While the United States has invaded much of the Middle East in search of lower gas prices, perhaps President Bush should have been focusing his efforts on the Midwest region of the United States during the first Iraq war. According to GAO auditor Anu K. Mittal in an address to Congress this week, the Midwest area known as the “Green River Formation” has nearly 3 trillion barrels of oil, about half of which may be recoverable using current technology.
Speaking to a Congressional Committee Mittal noted:
“The Rand Corporation, a nonprofit research organization, estimates that 30 to 60 percent of the oil shale in the Green River Formation can be recovered … At the midpoint of this estimate, almost half of the 3 trillion barrels of oil would be recoverable. This is an amount about equal to the entire world’s proven oil reserves.”
Mittal was in Washington to talk about domestic drilling and revealed that Washington was in “a unique position to influence the development of oil shale,” because nearly 75% of the oil drilling sites in the Midwest would fall on government owned land.
Anu K. Mittal acknowledged that drilling for the shale could cause problems in areas of air, water, topsoil, vegetation and wildlife, but also that the drilling would create thousands of jobs and potentially lower gas prices while removing the United States’ dependence on foreign oil manufacturers, specifically in terrorist friendly regions such as Iran and Iraq. According to Mittal increased Midwest oil production could also create a headache for government officials dealing with local infrastructure problems:
“While large-scale oil-shale development offers socioeconomic opportunities it also poses certain socioeconomic challenges that also should not be overlooked … Oil shale development like other extractive industries can bring a sizable influx of workers who along with their families put additional stressed on local infrastructure. Development from expansion of extractive industries has historically followed a boom-and-bust cycle making planning for growth difficult for local governments.”

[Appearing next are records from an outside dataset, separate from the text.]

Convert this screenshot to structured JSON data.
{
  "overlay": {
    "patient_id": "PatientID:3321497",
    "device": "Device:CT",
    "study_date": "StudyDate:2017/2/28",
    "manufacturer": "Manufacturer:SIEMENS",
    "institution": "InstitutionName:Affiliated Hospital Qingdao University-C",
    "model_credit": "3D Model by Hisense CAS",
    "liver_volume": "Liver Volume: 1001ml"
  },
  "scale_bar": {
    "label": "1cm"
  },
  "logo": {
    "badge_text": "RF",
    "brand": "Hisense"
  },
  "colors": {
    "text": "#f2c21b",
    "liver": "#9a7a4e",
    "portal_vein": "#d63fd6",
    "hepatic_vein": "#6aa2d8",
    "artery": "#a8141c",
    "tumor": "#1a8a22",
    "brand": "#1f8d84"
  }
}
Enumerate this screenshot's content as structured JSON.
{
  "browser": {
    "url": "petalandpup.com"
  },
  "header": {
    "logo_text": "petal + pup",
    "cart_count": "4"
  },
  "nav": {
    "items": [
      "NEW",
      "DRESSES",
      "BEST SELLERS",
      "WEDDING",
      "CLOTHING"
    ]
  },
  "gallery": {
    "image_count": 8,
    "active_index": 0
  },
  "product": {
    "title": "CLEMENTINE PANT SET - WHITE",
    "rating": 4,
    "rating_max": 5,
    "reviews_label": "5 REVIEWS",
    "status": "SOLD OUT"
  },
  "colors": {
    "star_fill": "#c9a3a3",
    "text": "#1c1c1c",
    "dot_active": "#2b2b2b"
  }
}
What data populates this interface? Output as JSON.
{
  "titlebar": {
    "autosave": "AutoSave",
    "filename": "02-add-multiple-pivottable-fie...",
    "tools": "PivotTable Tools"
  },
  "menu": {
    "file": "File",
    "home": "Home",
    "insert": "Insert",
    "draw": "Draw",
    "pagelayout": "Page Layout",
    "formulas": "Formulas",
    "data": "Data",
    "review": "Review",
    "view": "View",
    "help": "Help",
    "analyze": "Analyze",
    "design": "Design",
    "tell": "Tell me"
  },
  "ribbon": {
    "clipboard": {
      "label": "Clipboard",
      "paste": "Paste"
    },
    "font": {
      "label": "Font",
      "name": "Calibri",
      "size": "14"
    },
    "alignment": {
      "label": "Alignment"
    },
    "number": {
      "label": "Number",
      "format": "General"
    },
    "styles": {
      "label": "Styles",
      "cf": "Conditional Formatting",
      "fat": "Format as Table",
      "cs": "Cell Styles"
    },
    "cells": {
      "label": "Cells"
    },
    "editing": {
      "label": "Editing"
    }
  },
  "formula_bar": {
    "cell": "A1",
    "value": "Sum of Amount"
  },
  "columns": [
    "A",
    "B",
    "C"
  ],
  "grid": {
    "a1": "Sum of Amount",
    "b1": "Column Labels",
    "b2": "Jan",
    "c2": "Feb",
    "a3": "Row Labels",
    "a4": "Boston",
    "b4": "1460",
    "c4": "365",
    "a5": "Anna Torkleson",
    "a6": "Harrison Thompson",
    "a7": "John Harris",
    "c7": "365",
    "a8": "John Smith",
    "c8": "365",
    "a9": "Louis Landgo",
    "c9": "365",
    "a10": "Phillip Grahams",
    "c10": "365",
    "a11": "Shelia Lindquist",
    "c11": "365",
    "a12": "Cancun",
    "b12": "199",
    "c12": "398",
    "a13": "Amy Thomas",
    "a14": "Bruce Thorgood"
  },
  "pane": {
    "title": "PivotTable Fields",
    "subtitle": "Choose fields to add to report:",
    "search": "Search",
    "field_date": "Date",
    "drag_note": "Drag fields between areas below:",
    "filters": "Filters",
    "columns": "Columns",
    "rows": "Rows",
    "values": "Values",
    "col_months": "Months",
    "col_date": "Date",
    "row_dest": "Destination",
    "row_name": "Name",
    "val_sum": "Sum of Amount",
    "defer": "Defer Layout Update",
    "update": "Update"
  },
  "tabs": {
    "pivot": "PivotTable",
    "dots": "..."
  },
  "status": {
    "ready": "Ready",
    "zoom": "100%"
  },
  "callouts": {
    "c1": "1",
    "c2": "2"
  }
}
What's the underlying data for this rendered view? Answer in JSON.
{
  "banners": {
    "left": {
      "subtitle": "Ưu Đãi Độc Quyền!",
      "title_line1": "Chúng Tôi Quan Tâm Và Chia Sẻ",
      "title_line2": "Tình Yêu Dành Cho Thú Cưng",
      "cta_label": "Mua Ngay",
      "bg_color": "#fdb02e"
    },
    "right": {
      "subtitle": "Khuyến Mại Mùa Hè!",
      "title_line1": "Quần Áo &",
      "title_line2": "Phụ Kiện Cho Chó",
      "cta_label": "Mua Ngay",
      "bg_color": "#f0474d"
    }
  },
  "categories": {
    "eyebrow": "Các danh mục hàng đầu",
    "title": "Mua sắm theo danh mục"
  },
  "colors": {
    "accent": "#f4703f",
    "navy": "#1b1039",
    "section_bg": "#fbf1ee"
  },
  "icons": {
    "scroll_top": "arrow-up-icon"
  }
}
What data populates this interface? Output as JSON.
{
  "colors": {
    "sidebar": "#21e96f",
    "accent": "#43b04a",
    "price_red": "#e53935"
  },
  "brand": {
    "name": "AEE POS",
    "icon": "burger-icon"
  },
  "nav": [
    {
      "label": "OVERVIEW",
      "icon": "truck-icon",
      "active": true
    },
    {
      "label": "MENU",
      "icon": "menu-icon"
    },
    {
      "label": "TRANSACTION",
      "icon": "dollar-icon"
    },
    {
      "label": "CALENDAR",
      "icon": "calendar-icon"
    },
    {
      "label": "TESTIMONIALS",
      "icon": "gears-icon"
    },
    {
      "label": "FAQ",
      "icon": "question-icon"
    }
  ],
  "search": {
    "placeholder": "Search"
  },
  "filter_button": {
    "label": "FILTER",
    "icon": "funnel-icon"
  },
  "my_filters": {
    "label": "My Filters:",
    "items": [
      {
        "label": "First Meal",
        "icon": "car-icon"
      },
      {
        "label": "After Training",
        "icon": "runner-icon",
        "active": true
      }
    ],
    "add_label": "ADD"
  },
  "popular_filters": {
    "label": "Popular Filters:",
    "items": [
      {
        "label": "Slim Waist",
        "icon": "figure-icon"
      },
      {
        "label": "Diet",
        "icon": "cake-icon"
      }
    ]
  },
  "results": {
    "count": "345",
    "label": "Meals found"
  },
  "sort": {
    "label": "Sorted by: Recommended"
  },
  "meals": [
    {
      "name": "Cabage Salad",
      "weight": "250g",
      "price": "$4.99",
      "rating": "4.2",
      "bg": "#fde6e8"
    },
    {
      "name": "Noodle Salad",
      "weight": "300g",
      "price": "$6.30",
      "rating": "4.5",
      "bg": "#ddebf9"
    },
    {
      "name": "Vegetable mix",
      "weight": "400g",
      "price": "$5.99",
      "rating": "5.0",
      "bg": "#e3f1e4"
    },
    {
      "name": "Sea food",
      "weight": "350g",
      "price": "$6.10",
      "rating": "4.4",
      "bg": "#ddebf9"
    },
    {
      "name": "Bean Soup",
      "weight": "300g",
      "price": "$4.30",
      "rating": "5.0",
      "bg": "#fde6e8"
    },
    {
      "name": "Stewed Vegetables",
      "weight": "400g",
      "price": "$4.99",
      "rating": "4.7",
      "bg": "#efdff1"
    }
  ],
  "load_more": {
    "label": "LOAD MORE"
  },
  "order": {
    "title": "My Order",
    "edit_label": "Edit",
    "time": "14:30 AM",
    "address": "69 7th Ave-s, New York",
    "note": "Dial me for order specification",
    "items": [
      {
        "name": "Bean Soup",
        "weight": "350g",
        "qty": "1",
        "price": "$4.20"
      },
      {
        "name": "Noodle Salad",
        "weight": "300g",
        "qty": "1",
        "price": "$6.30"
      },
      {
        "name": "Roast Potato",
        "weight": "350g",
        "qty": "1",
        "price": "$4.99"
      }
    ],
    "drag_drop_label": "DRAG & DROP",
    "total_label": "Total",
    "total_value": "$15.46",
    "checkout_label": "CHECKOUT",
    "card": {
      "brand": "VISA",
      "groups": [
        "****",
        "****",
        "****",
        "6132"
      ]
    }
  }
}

Do you think Midwest oil drilling production should increase to avoid further dependence on foreign oil?